- Biosynthesis of fucoxanthin and diadinoxanthin and function of initial pathway genes in Phaeodactylum tricornutum (2012)
- The biosynthesis pathway to diadinoxanthin and fucoxanthin was elucidated in Phaeodactylum tricornutum by a combined approach involving metabolite analysis identification of gene function. For the initial steps leading to β-carotene, putative genes were selected from the genomic database and the function of several of them identified by genetic pathway complementation in Escherichia coli. They included genes encoding a phytoene synthase, a phytoene desaturase, a ζ-carotene desaturase, and a lycopene β-cyclase. Intermediates of the pathway beyond β-carotene, present in trace amounts, were separated by TLC and identified as violaxanthin and neoxanthin in the enriched fraction. Neoxanthin is a branching point for the synthesis of both diadinoxanthin and fucoxanthin and the mechanisms for their formation were proposed. A single isomerization of one of the allenic double bounds in neoxanthin yields diadinoxanhin. Two reactions, hydroxylation at C8 in combination with a keto-enol tautomerization and acetylation of the 3′-HO group results in the formation of fucoxanthin.

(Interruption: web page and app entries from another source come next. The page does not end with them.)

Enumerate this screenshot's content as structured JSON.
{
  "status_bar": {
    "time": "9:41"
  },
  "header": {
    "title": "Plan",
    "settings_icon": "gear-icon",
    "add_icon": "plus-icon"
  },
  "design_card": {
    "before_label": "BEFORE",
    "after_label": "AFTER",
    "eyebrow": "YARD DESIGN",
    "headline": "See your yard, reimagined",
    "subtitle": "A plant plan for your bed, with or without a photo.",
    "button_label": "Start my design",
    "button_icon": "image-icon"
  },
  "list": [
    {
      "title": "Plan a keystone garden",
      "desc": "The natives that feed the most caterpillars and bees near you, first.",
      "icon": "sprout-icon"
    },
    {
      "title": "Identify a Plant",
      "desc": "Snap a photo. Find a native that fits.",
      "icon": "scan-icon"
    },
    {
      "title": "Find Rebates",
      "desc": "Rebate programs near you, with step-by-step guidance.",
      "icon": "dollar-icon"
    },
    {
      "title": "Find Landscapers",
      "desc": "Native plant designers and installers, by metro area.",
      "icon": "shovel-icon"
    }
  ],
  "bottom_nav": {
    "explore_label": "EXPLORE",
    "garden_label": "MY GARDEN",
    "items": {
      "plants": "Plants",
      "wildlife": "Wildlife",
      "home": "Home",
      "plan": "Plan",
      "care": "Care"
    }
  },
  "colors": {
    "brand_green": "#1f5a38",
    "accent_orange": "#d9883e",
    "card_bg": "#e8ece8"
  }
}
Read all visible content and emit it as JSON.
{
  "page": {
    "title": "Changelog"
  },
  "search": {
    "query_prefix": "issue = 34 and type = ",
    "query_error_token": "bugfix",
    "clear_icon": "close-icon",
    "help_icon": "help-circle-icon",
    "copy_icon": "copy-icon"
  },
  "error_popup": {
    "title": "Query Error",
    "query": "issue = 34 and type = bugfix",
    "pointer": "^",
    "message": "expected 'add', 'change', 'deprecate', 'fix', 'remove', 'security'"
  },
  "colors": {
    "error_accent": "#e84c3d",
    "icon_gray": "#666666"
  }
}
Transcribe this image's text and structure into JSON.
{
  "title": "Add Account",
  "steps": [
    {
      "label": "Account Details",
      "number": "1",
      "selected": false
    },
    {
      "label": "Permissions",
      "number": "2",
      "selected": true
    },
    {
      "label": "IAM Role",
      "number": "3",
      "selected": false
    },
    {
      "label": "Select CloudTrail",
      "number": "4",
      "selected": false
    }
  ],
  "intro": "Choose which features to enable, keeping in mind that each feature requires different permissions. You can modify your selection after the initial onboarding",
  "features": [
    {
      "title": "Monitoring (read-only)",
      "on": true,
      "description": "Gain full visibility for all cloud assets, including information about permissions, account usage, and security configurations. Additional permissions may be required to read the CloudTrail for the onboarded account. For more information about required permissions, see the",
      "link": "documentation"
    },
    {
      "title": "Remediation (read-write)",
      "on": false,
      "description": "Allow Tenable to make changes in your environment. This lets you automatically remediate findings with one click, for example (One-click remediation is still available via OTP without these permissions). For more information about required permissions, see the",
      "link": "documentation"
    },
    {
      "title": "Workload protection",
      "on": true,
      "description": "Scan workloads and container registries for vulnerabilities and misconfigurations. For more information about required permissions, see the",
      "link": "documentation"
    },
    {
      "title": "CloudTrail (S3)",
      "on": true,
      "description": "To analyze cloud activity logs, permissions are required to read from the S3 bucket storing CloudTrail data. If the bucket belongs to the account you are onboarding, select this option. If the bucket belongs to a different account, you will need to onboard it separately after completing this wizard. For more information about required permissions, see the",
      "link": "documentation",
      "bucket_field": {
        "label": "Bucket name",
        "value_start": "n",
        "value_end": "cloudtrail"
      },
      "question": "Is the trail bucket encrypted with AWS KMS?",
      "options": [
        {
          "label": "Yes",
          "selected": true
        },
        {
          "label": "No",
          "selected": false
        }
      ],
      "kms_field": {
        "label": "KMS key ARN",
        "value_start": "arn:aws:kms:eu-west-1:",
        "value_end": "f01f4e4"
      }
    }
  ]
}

- Combined transcript, proteome, and metabolite analysis of transgenic maize seeds engineered for enhanced carotenoid synthesis reveals pleotropic effects in core metabolism (2015)
- The aim of this study was to assess whether endosperm-specific carotenoid biosynthesis influenced core metabolic processes in maize embryo and endosperm and how global seed metabolism adapted to this expanded biosynthetic capacity. Although enhancement of carotenoid biosynthesis was targeted to the endosperm of maize kernels, a concurrent up-regulation of sterol and fatty acid biosynthesis in the embryo was measured. Targeted terpenoid analysis, and non-targeted metabolomic, proteomic, and transcriptomic profiling revealed changes especially in carbohydrate metabolism in the transgenic line. In-depth analysis of the data, including changes of metabolite pools and increased enzyme and transcript concentrations, gave a first insight into the metabolic variation precipitated by the higher up-stream metabolite demand by the extended biosynthesis capacities for terpenoids and fatty acids. An integrative model is put forward to explain the metabolic regulation for the increased provision of terpenoid and fatty acid precursors, particularly glyceraldehyde 3-phosphate and pyruvate or acetyl-CoA from imported fructose and glucose. The model was supported by higher activities of fructokinase, glucose 6-phosphate isomerase, and fructose 1,6-bisphosphate aldolase indicating a higher flux through the glycolytic pathway. Although pyruvate and acetyl-CoA utilization was higher in the engineered line, pyruvate kinase activity was lower. A sufficient provision of both metabolites may be supported by a by-pass in a reaction sequence involving phosphoenolpyruvate carboxylase, malate dehydrogenase, and malic enzyme.
- The genome of the basal agaricomycete Xanthophyllomyces dendrorhous provides insights into the organization of its acetyl-CoA derived pathways and the evolution of Agaricomycotina (2015)
- Background: Xanthophyllomyces dendrorhous is a basal agaricomycete with uncertain taxonomic placement, known for its unique ability to produce astaxanthin, a carotenoid with antioxidant properties. It was the aim of this study to elucidate the organization of its CoA-derived pathways and to use the genomic information of X. dendrorhous for a phylogenomic investigation of the Basidiomycota. Results: The genome assembly of a haploid strain of Xanthophyllomyces dendrorhous revealed a genome of 19.50 Megabases with 6385 protein coding genes. Phylogenetic analyses were conducted including 48 fungal genomes. These revealed Ustilaginomycotina and Agaricomycotina as sister groups. In the latter a well-supported sister-group relationship of two major orders, Polyporales and Russulales, was inferred. Wallemia occupies a basal position within the Agaricomycotina and X. dendrorhous represents the basal lineage of the Tremellomycetes, highlighting that the typical tremelloid parenthesomes have either convergently evolved in Wallemia and the Tremellomycetes, or were lost in the Cystofilobasidiales lineage. A detailed characterization of the CoA-related pathways was done and all genes for fatty acid, sterol and carotenoid synthesis have been assigned. Conclusions: The current study ascertains that Wallemia with tremelloid parenthesomes is the most basal agaricomycotinous lineage and that Cystofilobasidiales without tremelloid parenthesomes are deeply rooted within Tremellomycetes, suggesting that parenthesomes at septal pores might be the core synapomorphy for the Agaricomycotina. Apart from evolutionary insights the genome sequence of X. dendrorhous will facilitate genetic pathway engineering for optimized astaxanthin or oxidative alcohol production.